BEGIN

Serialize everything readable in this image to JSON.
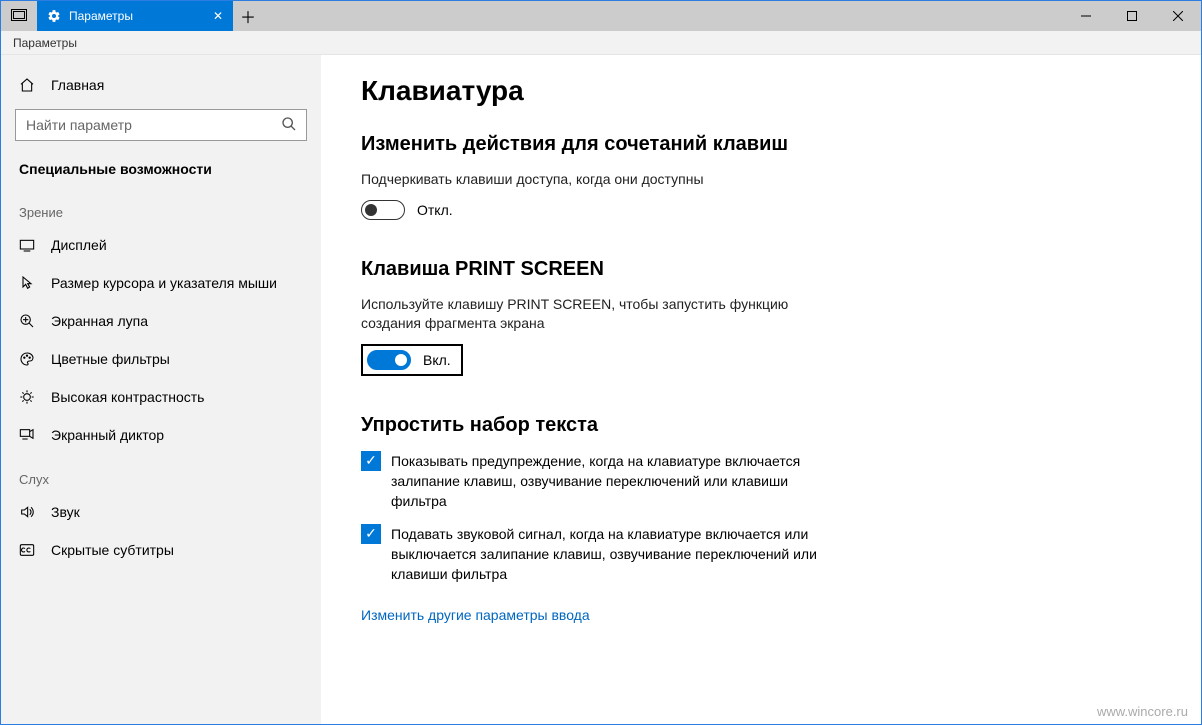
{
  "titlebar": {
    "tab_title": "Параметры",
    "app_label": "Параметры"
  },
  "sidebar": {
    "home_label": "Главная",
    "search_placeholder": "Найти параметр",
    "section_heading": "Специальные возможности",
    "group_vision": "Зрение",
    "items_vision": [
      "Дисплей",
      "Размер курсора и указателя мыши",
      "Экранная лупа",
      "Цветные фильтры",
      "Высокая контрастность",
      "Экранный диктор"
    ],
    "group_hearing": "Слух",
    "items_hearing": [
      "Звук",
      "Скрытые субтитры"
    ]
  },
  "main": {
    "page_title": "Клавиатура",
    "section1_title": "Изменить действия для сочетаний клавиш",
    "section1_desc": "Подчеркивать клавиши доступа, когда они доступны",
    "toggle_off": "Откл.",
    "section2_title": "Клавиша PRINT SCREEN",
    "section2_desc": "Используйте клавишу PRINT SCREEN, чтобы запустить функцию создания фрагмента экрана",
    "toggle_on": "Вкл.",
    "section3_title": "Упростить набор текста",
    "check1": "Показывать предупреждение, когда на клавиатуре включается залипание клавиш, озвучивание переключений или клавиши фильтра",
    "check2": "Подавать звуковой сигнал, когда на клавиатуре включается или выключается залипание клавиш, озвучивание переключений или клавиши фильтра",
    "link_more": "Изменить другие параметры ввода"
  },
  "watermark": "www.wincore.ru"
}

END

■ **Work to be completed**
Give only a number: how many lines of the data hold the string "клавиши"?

■ **Solved exercise**
3